**WORK INSTRUCTION:**
Report every line of the listing below in which the string "content" occurs.
====== PROVIDED ENTRIES
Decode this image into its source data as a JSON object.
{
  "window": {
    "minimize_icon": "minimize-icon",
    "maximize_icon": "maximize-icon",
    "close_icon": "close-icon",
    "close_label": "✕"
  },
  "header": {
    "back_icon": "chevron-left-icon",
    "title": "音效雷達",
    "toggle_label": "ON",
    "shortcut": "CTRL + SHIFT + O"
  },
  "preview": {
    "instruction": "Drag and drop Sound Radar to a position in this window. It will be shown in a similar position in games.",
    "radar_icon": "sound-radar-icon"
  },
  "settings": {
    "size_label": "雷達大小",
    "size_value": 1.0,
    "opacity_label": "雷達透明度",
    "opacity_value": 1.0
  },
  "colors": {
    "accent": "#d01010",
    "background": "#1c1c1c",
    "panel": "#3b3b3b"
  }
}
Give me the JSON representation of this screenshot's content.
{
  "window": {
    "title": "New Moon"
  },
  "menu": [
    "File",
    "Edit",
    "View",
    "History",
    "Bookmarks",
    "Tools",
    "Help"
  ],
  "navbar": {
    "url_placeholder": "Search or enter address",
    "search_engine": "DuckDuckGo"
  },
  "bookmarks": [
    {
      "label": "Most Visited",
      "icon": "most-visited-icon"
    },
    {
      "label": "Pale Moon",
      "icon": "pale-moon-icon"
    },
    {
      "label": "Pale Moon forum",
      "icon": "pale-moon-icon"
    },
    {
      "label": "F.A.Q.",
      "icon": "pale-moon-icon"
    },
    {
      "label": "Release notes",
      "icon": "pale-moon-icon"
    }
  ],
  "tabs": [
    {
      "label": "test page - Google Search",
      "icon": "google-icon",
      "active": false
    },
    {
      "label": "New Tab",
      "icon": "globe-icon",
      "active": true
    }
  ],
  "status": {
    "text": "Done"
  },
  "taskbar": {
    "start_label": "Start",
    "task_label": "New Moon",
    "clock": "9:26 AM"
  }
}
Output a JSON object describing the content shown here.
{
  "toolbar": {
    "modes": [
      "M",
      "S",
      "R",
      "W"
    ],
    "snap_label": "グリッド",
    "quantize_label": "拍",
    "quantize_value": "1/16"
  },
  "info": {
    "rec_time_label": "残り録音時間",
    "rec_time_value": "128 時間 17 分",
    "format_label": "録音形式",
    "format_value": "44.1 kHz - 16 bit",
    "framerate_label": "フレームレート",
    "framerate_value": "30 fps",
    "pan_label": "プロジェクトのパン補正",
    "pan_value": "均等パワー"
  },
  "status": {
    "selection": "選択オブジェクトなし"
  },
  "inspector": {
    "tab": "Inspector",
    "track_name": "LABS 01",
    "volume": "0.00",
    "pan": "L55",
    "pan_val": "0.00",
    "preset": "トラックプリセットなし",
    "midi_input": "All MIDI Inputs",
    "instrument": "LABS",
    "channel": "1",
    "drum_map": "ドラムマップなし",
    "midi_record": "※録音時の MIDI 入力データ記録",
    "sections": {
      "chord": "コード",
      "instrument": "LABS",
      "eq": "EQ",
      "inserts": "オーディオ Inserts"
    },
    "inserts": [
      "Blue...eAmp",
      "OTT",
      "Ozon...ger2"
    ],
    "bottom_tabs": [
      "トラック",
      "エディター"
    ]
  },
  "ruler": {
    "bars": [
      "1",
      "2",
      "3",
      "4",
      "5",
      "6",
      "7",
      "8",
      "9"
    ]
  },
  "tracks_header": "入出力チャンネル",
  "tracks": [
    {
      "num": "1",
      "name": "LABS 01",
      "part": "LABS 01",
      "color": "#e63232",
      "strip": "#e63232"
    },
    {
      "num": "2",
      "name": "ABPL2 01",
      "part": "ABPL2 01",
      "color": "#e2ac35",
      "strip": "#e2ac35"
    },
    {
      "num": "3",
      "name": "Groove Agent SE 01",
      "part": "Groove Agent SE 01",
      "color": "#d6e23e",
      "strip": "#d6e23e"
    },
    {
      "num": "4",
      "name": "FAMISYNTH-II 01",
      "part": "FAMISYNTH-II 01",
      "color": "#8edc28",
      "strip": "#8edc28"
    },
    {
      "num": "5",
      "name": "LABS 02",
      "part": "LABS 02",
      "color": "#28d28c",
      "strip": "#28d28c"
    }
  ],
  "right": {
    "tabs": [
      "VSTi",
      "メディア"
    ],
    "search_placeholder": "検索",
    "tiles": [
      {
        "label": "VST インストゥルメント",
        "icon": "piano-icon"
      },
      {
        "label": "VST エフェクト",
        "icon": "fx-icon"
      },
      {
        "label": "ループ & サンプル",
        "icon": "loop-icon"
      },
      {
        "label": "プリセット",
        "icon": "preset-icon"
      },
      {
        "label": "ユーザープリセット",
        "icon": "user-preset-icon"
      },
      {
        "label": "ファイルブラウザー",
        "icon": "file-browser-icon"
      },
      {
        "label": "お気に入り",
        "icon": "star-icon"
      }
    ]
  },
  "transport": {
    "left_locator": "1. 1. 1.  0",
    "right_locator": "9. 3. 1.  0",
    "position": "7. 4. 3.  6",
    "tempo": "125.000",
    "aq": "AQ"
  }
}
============
**TASK ANSWER:**
Give me the JSON representation of this screenshot's content.
Output a JSON object describing the content shown here.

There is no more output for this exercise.